Which lines of the data contain the string "name"? Copy every one.

[[ Records for the exercise open ]]

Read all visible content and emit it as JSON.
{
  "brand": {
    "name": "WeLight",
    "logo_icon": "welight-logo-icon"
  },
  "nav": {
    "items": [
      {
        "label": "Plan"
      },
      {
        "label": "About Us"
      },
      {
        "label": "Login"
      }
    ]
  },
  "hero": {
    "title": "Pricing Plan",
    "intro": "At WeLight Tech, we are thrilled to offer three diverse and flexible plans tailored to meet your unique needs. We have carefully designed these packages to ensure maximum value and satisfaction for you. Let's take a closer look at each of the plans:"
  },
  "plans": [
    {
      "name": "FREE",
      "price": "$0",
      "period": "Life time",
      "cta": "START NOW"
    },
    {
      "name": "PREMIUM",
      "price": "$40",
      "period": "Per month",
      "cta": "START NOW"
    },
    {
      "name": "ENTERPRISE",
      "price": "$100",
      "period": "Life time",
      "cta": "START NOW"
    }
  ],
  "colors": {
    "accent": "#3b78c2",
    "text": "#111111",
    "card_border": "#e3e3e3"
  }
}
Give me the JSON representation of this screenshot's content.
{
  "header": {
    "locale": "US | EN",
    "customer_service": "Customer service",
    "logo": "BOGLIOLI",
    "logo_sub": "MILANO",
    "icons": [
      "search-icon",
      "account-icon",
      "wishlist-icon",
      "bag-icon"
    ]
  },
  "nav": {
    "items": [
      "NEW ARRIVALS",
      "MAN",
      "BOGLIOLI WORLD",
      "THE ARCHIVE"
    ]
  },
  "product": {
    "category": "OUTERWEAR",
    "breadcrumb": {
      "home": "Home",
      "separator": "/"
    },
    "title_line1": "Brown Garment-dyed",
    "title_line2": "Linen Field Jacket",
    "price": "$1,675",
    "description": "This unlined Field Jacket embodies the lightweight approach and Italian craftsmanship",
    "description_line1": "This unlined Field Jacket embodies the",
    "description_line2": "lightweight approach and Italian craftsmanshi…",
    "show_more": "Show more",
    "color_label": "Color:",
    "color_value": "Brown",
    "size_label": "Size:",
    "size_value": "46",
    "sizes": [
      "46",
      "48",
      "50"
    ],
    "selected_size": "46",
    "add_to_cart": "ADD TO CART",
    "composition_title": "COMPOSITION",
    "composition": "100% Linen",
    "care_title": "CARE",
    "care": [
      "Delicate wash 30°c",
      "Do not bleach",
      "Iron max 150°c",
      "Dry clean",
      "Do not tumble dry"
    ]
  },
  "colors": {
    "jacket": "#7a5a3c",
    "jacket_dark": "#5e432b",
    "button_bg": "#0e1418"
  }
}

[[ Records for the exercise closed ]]
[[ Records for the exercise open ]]

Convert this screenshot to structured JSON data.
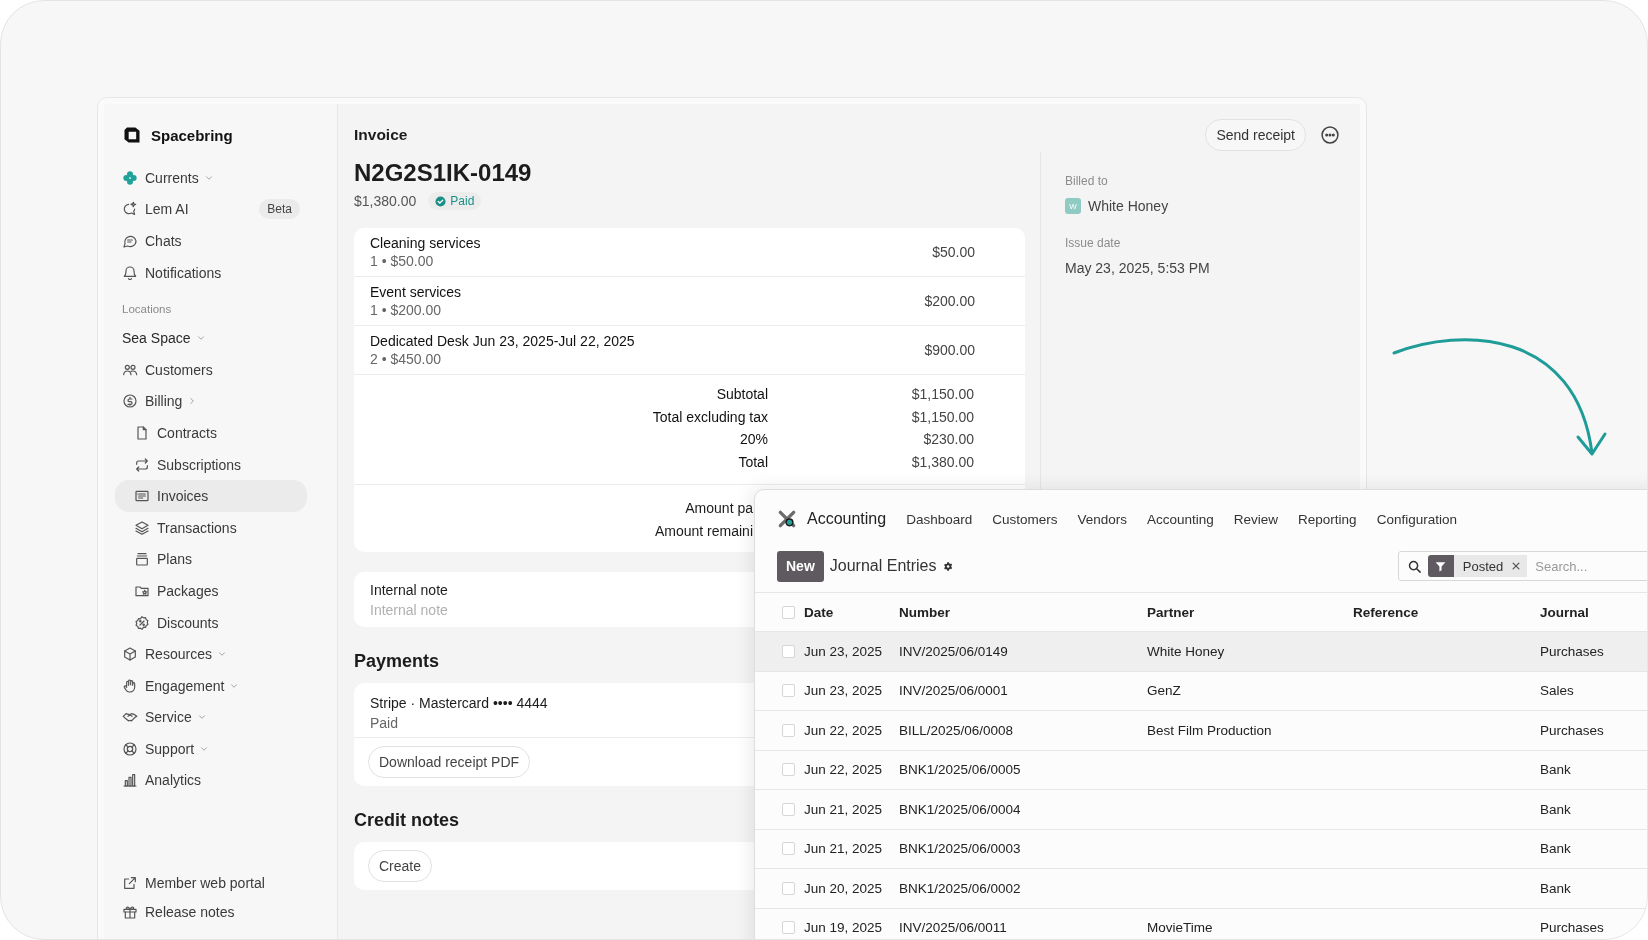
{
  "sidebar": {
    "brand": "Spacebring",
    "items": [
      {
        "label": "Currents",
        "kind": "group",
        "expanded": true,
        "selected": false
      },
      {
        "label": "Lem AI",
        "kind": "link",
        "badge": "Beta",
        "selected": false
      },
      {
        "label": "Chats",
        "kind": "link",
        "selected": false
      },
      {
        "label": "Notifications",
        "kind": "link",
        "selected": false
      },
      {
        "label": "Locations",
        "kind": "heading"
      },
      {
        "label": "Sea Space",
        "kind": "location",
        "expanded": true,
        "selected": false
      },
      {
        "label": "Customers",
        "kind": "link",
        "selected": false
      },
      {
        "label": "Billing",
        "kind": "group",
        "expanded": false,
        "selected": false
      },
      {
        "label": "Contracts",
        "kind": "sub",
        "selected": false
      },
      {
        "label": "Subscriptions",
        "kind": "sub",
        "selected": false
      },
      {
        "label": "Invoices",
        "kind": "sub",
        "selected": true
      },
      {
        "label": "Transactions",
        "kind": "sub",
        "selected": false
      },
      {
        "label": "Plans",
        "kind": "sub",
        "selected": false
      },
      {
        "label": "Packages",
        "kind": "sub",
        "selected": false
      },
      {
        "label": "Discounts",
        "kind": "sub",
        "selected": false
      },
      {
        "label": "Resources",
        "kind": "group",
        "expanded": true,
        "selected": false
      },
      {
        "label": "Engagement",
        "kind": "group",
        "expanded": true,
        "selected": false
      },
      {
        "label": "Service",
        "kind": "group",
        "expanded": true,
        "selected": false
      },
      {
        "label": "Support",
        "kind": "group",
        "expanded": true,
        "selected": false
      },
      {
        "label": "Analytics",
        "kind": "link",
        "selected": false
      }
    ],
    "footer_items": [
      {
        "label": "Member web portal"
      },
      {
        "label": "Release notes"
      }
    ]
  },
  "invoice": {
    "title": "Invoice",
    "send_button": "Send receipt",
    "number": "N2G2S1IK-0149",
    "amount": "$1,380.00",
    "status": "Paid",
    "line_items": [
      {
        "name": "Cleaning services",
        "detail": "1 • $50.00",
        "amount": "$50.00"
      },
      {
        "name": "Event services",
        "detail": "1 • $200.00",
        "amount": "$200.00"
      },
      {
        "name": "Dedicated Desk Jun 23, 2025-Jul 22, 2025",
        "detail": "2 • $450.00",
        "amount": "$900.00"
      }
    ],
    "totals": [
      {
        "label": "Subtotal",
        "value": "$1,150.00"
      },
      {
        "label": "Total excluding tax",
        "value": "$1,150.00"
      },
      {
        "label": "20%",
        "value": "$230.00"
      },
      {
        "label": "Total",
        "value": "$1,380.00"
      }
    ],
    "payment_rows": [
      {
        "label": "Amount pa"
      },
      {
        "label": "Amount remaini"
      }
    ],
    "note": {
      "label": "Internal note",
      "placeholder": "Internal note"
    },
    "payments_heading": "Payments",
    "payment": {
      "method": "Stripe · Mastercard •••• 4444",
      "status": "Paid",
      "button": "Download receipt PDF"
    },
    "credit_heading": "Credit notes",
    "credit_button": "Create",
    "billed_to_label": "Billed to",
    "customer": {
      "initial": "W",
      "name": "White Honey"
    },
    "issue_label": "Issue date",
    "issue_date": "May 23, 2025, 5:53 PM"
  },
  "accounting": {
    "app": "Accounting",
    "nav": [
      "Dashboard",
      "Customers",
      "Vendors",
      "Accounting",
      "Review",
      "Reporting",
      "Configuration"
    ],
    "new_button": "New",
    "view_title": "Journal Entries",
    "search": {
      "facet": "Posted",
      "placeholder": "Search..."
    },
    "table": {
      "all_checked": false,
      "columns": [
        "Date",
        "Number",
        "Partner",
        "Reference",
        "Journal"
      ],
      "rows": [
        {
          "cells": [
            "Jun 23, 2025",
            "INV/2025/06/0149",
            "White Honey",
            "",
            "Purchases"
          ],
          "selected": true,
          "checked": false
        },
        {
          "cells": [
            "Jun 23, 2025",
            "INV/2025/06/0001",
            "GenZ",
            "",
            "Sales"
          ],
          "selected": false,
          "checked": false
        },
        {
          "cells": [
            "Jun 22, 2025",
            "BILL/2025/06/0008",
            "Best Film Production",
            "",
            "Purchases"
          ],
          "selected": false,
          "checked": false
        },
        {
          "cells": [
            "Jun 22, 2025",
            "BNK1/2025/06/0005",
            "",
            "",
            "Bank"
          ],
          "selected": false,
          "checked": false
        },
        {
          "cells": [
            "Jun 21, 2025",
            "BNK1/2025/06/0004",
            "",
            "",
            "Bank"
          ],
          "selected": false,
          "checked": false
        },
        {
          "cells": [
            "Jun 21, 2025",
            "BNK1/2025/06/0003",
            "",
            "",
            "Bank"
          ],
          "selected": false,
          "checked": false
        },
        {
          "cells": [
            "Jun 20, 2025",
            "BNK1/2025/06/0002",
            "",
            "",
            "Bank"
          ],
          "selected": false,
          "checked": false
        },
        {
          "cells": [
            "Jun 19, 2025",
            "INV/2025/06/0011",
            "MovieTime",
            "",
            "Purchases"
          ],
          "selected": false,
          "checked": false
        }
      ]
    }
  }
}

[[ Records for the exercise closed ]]
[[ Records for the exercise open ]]

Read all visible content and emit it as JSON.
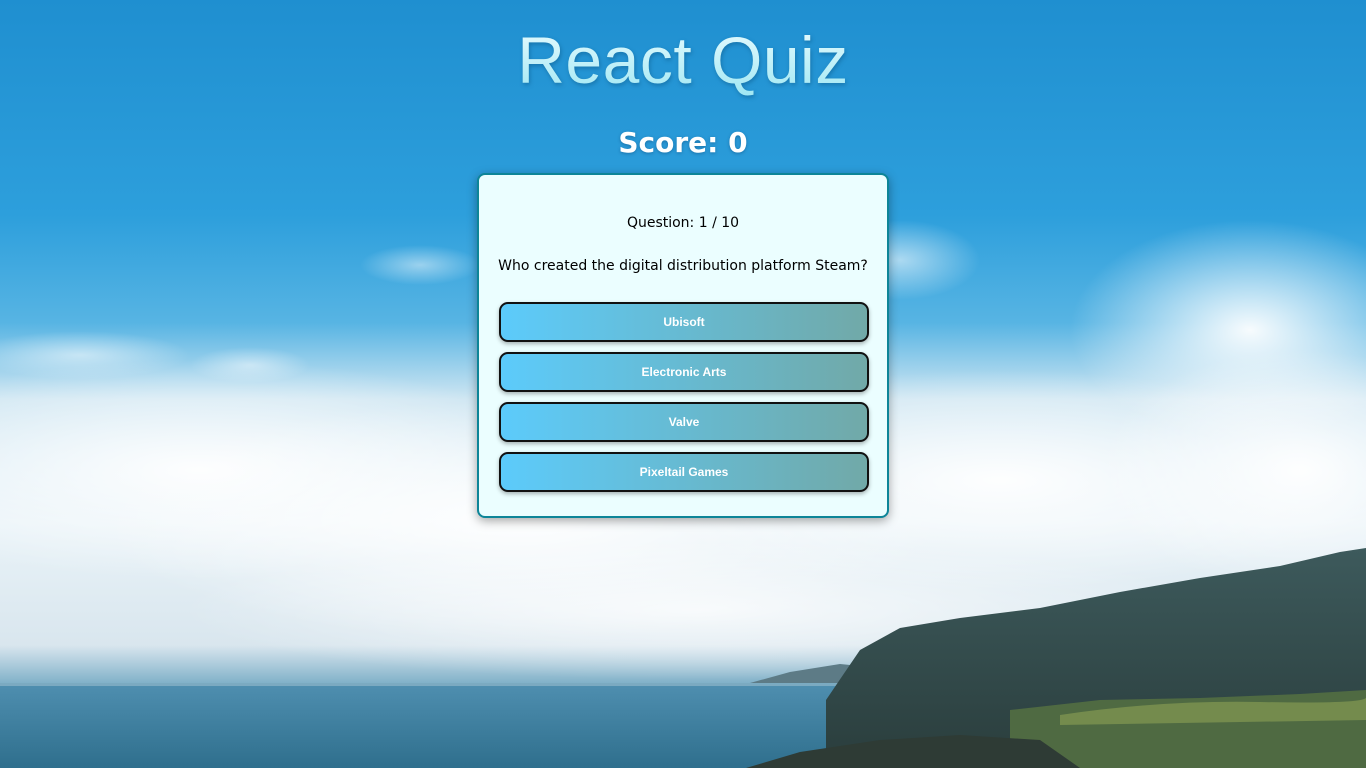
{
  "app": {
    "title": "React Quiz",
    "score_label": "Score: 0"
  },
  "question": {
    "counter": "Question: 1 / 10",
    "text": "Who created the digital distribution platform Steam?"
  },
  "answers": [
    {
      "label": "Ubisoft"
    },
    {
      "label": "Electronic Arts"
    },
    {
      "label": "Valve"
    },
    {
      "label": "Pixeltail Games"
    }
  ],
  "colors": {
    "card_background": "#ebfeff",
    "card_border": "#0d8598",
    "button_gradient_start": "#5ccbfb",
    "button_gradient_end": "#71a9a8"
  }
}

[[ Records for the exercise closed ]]

** Answer box **
    "name": "WeLight",
      "name": "FREE",
      "name": "PREMIUM",
      "name": "ENTERPRISE",
        "name": "Cleaning services",
        "name": "Event services",
        "name": "Dedicated Desk Jun 23, 2025-Jul 22, 2025",
      "name": "White Honey"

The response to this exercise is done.